Curiosity (from Latin cūriōsitās, from cūriōsus “careful, diligent, curious”, akin to cura “care”) is a quality related to inquisitive thinking such as exploration, investigation, and learning, evident by observation in humans and other animals. Curiosity is heavily associated with all aspects of human development, in which derives the process of learning and desire to acquire knowledge and skill.
The term curiosity can also be used to denote the behavior or emotion of being curious, in regard to the desire to gain knowledge or information. Curiosity as a behavior and emotion is attributed over millennia as the driving force behind not only human development, but developments in science, language, and industry.
Cybernetics is a transdisciplinary approach for exploring regulatory and purposive systems—their structures, constraints, and possibilities. The core concept of the discipline is circular causality or feedback—that is, where the outcomes of actions are taken as inputs for further action. Cybernetics is concerned with such processes however they are embodied, including in environmental, technological, biological, cognitive, and social systems, and in the context of practical activities such as designing, learning, managing, and conversation.
Cybernetics has its origins in the intersection of the fields of control systems, electrical network theory, mechanical engineering, logic modeling, evolutionary biology, neuroscience, anthropology, and psychology in the 1940s, often attributed to the Macy Conferences. Since then, cybernetics has become even broader in scope to include work in domains such as design, family therapy, management and organisation, pedagogy, sociology, and the creative arts. At the same time, questions arising from circular causality have been explored in relation to the philosophy of science, ethics, and constructivist approaches. Contemporary cybernetics thus varies widely in scope and focus, with cyberneticians variously adopting and combining technical, scientific, philosophical, creative, and critical approaches.

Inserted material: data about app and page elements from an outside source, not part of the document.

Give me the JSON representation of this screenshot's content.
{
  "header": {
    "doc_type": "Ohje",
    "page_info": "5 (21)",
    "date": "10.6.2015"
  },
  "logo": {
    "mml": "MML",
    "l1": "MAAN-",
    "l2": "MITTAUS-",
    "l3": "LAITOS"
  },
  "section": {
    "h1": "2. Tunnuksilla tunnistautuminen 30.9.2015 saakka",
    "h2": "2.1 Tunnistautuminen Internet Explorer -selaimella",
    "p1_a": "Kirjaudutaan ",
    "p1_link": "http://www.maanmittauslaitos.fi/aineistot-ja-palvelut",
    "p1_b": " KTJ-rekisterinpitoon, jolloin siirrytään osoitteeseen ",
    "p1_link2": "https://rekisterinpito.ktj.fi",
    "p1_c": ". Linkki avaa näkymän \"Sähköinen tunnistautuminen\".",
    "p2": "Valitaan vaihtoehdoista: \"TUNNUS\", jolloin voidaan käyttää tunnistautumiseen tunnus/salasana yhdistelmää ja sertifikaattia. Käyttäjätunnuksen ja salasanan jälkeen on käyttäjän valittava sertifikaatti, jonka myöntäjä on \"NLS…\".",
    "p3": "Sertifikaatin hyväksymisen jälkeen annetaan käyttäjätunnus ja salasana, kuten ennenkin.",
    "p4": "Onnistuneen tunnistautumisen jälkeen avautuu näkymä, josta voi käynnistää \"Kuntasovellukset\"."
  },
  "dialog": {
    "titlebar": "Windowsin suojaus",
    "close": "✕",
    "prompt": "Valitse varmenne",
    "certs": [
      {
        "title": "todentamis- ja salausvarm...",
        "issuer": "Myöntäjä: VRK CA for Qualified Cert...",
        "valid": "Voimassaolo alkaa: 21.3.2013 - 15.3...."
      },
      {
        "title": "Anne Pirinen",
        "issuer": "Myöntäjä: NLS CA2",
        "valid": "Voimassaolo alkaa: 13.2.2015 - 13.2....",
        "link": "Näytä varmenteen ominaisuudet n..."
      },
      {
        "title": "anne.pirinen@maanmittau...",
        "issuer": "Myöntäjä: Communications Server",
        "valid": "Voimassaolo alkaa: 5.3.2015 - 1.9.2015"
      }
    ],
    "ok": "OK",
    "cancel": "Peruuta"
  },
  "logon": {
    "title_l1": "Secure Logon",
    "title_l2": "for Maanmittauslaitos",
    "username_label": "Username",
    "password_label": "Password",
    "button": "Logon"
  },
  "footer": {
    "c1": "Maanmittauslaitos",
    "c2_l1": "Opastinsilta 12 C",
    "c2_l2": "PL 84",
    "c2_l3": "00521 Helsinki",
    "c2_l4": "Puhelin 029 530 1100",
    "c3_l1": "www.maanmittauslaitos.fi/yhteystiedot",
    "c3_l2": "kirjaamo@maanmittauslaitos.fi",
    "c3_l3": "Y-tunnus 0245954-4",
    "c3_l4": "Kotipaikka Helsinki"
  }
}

Cycle sport is competitive physical activity using bicycles. There are several categories of bicycle racing including road bicycle racing, time trialling, cyclo-cross, mountain bike racing, track cycling, BMX, and cycle speedway. Non-racing cycling sports include artistic cycling, cycle polo, freestyle BMX and mountain bike trials. The Union Cycliste Internationale (UCI) is the world governing body for cycling and international competitive cycling events. The International Human Powered Vehicle Association is the governing body for human-powered vehicles that imposes far fewer restrictions on their design than does the UCI. The UltraMarathon Cycling Association is the governing body for many ultra-distance cycling races.

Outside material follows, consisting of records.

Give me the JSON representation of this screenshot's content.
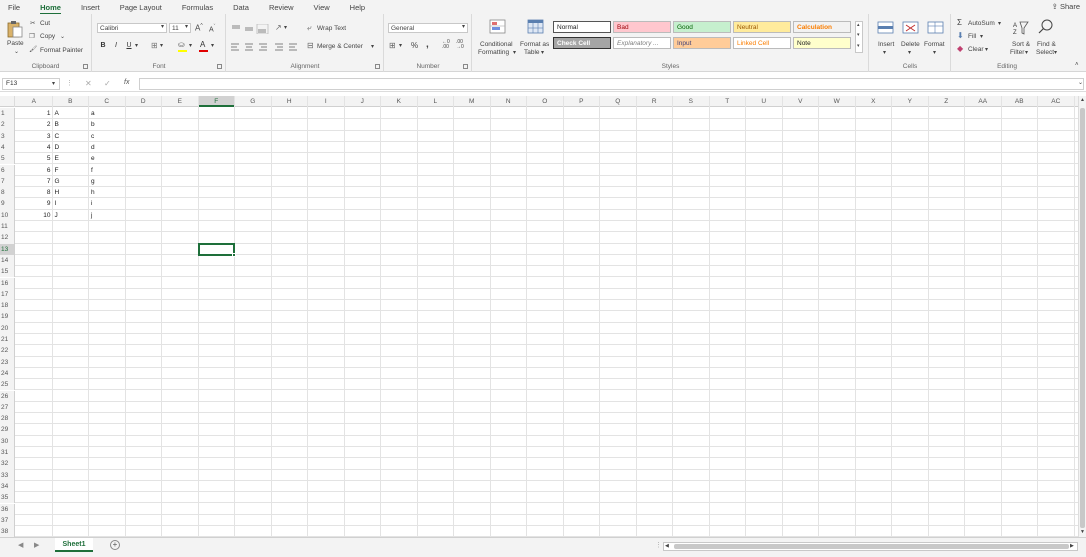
{
  "menu": {
    "tabs": [
      "File",
      "Home",
      "Insert",
      "Page Layout",
      "Formulas",
      "Data",
      "Review",
      "View",
      "Help"
    ],
    "active": "Home",
    "share_label": "Share"
  },
  "ribbon": {
    "clipboard": {
      "paste": "Paste",
      "cut": "Cut",
      "copy": "Copy",
      "format_painter": "Format Painter",
      "label": "Clipboard"
    },
    "font": {
      "name": "Calibri",
      "size": "11",
      "bold": "B",
      "italic": "I",
      "underline": "U",
      "label": "Font"
    },
    "alignment": {
      "wrap": "Wrap Text",
      "merge": "Merge & Center",
      "label": "Alignment"
    },
    "number": {
      "format": "General",
      "percent": "%",
      "comma": ",",
      "label": "Number"
    },
    "styles": {
      "conditional": "Conditional Formatting",
      "conditional_1": "Conditional",
      "conditional_2": "Formatting",
      "format_table_1": "Format as",
      "format_table_2": "Table",
      "items": [
        {
          "name": "Normal",
          "bg": "#ffffff",
          "fg": "#222222"
        },
        {
          "name": "Bad",
          "bg": "#ffc7ce",
          "fg": "#9c0006"
        },
        {
          "name": "Good",
          "bg": "#c6efce",
          "fg": "#006100"
        },
        {
          "name": "Neutral",
          "bg": "#ffeb9c",
          "fg": "#9c5700"
        },
        {
          "name": "Calculation",
          "bg": "#f2f2f2",
          "fg": "#fa7d00"
        },
        {
          "name": "Check Cell",
          "bg": "#a5a5a5",
          "fg": "#ffffff"
        },
        {
          "name": "Explanatory ...",
          "bg": "#ffffff",
          "fg": "#7f7f7f"
        },
        {
          "name": "Input",
          "bg": "#ffcc99",
          "fg": "#3f3f76"
        },
        {
          "name": "Linked Cell",
          "bg": "#ffffff",
          "fg": "#fa7d00"
        },
        {
          "name": "Note",
          "bg": "#ffffcc",
          "fg": "#222222"
        }
      ],
      "label": "Styles"
    },
    "cells": {
      "insert": "Insert",
      "delete": "Delete",
      "format": "Format",
      "label": "Cells"
    },
    "editing": {
      "autosum": "AutoSum",
      "fill": "Fill",
      "clear": "Clear",
      "sort_1": "Sort &",
      "sort_2": "Filter",
      "find_1": "Find &",
      "find_2": "Select",
      "label": "Editing"
    }
  },
  "formula_bar": {
    "name_box": "F13",
    "fx": "fx",
    "content": ""
  },
  "grid": {
    "columns": [
      "A",
      "B",
      "C",
      "D",
      "E",
      "F",
      "G",
      "H",
      "I",
      "J",
      "K",
      "L",
      "M",
      "N",
      "O",
      "P",
      "Q",
      "R",
      "S",
      "T",
      "U",
      "V",
      "W",
      "X",
      "Y",
      "Z",
      "AA",
      "AB",
      "AC"
    ],
    "selected_column": "F",
    "selected_row": 13,
    "row_count": 38,
    "data": [
      {
        "a": "1",
        "b": "A",
        "c": "a"
      },
      {
        "a": "2",
        "b": "B",
        "c": "b"
      },
      {
        "a": "3",
        "b": "C",
        "c": "c"
      },
      {
        "a": "4",
        "b": "D",
        "c": "d"
      },
      {
        "a": "5",
        "b": "E",
        "c": "e"
      },
      {
        "a": "6",
        "b": "F",
        "c": "f"
      },
      {
        "a": "7",
        "b": "G",
        "c": "g"
      },
      {
        "a": "8",
        "b": "H",
        "c": "h"
      },
      {
        "a": "9",
        "b": "I",
        "c": "i"
      },
      {
        "a": "10",
        "b": "J",
        "c": "j"
      }
    ]
  },
  "sheets": {
    "active": "Sheet1"
  }
}
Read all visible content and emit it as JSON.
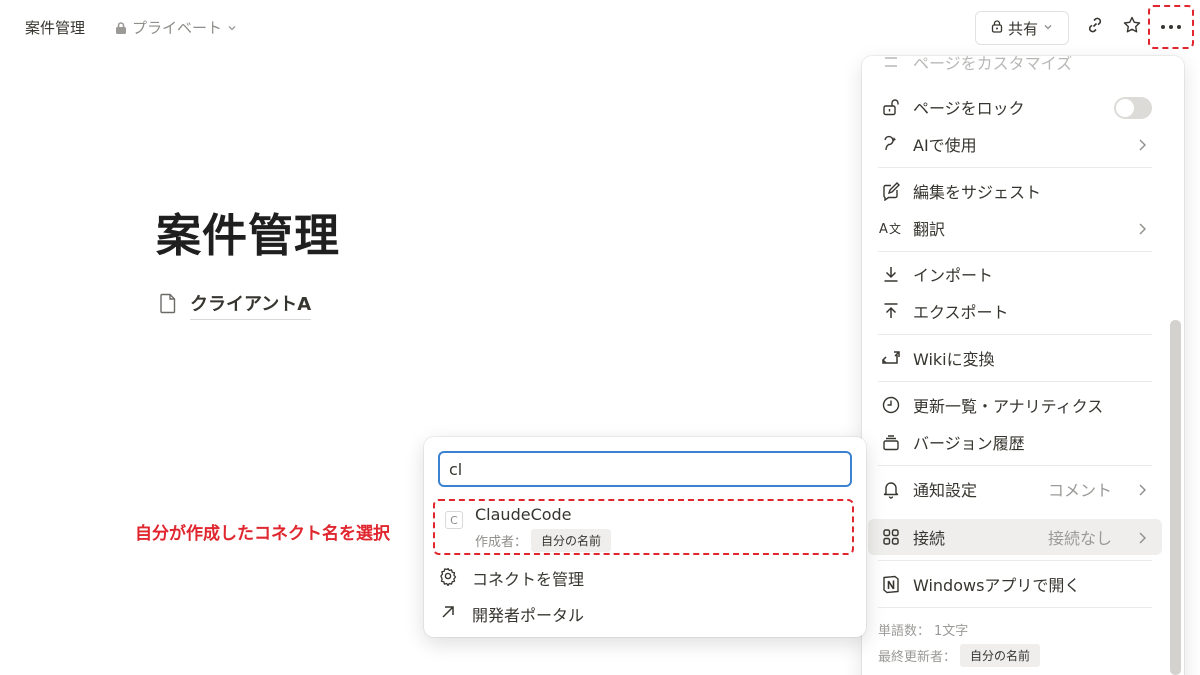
{
  "topbar": {
    "title": "案件管理",
    "privacy": "プライベート",
    "share_label": "共有"
  },
  "page": {
    "title": "案件管理",
    "subpage": "クライアントA"
  },
  "menu": {
    "customize": "ページをカスタマイズ",
    "lock": "ページをロック",
    "ai_use": "AIで使用",
    "suggest_edits": "編集をサジェスト",
    "translate": "翻訳",
    "import": "インポート",
    "export": "エクスポート",
    "wiki": "Wikiに変換",
    "updates": "更新一覧・アナリティクス",
    "versions": "バージョン履歴",
    "notifications": "通知設定",
    "notifications_value": "コメント",
    "connections": "接続",
    "connections_value": "接続なし",
    "open_app": "Windowsアプリで開く",
    "word_count_label": "単語数：",
    "word_count_value": "1文字",
    "last_editor_label": "最終更新者：",
    "last_editor_value": "自分の名前"
  },
  "popup": {
    "search_value": "cl",
    "result_icon": "C",
    "result_name": "ClaudeCode",
    "result_author_label": "作成者：",
    "result_author": "自分の名前",
    "manage": "コネクトを管理",
    "developer_portal": "開発者ポータル"
  },
  "annotation": "自分が作成したコネクト名を選択",
  "colors": {
    "annotation_red": "#e0262e",
    "focus_blue": "#3b82d1",
    "text": "#37352f",
    "muted": "#9b9a97"
  }
}
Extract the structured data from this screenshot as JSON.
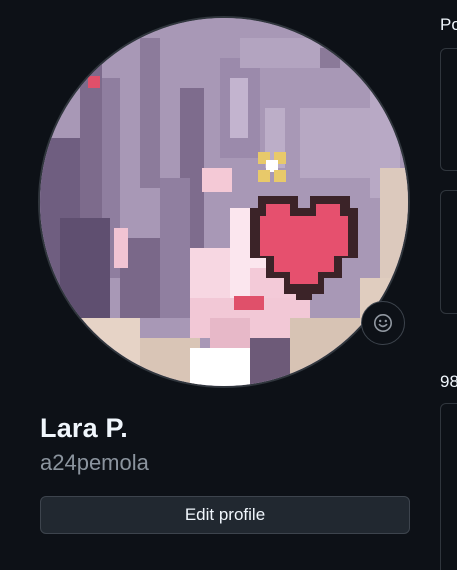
{
  "profile": {
    "full_name": "Lara P.",
    "username": "a24pemola",
    "edit_label": "Edit profile",
    "avatar_icon": "pixel-art-avatar",
    "status_icon": "smiley-icon"
  },
  "side": {
    "heading_1": "Po",
    "heading_2": "98"
  },
  "colors": {
    "background": "#0d1117",
    "name": "#f0f6fc",
    "username": "#8b949e",
    "button_bg": "#212830",
    "border": "#3d444d"
  }
}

Cycling, also called bicycling or biking, is the use of bicycles for transport, recreation, exercise or sport. People engaged in cycling are referred to as “cyclists”, “bicyclists”, or “bikers”. Apart from two-wheeled bicycles, “cycling” also includes the riding of unicycles, tricycles, quadricycles, recumbent and similar human-powered vehicles (HPVs).